In the fall of 1998 Steve planted 20 acres to a cover crop of rye and hairy vetch. The following spring he rolled the cover crop twice, and planted processing tomatoes into it. Clyde Kreider, another farmer nearby who cooperated with Steve on this project, planted 50 acres of tomatoes according to conventional practice, with no preceding cover crop. For the sake of comparison they kept track of costs, pest problems and pesticide use, erosion, yields, and other relevant information. The summer of 1999 proved very dry in the beginning, as almost everywhere on the East Coast, but in Lancaster County ended with record-breaking rainfall in September.

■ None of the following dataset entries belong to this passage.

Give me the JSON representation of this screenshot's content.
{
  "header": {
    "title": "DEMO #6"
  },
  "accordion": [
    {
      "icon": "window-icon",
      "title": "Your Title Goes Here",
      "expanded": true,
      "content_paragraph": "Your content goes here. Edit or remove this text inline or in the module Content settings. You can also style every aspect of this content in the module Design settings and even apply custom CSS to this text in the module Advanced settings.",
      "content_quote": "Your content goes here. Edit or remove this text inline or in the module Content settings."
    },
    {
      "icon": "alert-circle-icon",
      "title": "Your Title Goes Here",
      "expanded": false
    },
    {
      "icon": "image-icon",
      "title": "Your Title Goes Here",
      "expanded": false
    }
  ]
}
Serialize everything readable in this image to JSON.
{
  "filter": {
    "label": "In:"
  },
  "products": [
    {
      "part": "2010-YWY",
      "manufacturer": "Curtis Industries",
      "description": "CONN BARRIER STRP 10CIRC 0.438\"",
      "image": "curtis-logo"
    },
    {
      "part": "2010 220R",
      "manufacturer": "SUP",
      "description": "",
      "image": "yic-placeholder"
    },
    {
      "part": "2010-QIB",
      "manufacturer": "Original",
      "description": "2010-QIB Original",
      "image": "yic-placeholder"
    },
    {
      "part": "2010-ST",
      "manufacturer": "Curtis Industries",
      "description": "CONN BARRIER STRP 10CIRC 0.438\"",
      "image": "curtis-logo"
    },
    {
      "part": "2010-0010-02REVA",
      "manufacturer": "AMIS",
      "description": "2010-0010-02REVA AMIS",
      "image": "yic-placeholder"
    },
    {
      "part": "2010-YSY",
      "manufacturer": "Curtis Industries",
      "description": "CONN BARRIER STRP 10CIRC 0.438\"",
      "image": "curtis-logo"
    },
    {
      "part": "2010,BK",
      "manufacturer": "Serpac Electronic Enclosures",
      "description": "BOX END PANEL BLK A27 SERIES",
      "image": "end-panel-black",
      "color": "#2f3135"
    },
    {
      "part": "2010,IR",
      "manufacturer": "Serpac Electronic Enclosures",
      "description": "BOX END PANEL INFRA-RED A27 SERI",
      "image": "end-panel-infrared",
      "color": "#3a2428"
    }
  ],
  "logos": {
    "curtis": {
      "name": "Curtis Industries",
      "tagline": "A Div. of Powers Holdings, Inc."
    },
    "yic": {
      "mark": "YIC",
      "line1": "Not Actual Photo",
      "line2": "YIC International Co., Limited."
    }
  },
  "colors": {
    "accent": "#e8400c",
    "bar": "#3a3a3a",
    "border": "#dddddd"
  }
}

The following table gives a comparison of the costs and yields of the two systems on a per-acre basis:
Cover crop establishment $50 —
Pre-plant operations 17 46
Planting 25 20
Fertilizers and pesticides 124 253
Cultivation, spraying, and
fertilizer application 63 93
Total $279 $412
Yields 23.7 tons 21.3 tons
Pre-plant operations consisted, in the no-till system, of rolling the cover crop twice, and in the conventional system, of plowing and discing, and harrowing twice with a packer. In the no-till system operations during the growing season involved nine sprays, while in the conventional system eleven sprays were done, plus two cultivations. Fewer pesticides were used on the no-till field, though this may have had more to do with the inclination of the farmer, than with any mitigation of pest pressures that could be attributed to no-till. In any case pest pressures were mild this year, on account of the extended drought.
The mulch from the dead cover crop on the no-till field helped conserve moisture, which was important during this dry summer. It also helped prevent run-off of irrigation water, and concomitant soil erosion. The conventional field lost more water to evaporation and experienced some mild erosion. Also, late in the season when the weather turned wet, tomatoes in this field that were lying on the bare ground were susceptible to fungal rot. Those in the no-till field were protected by the layer of mulch.
An agronomist consulting on the project concluded that the no-till system was advantageous for 1) retaining more water, 2) reducing losses to fungal rot, and 3) providing a measure of weed control. He believes, however, that the mulch slowed plant growth.
Penn State Cooperative Extension, Horticulture
1383 Aracadia Rd., Rm 1
Lancaster, PA 1760-3184
Office Phone: 7173946851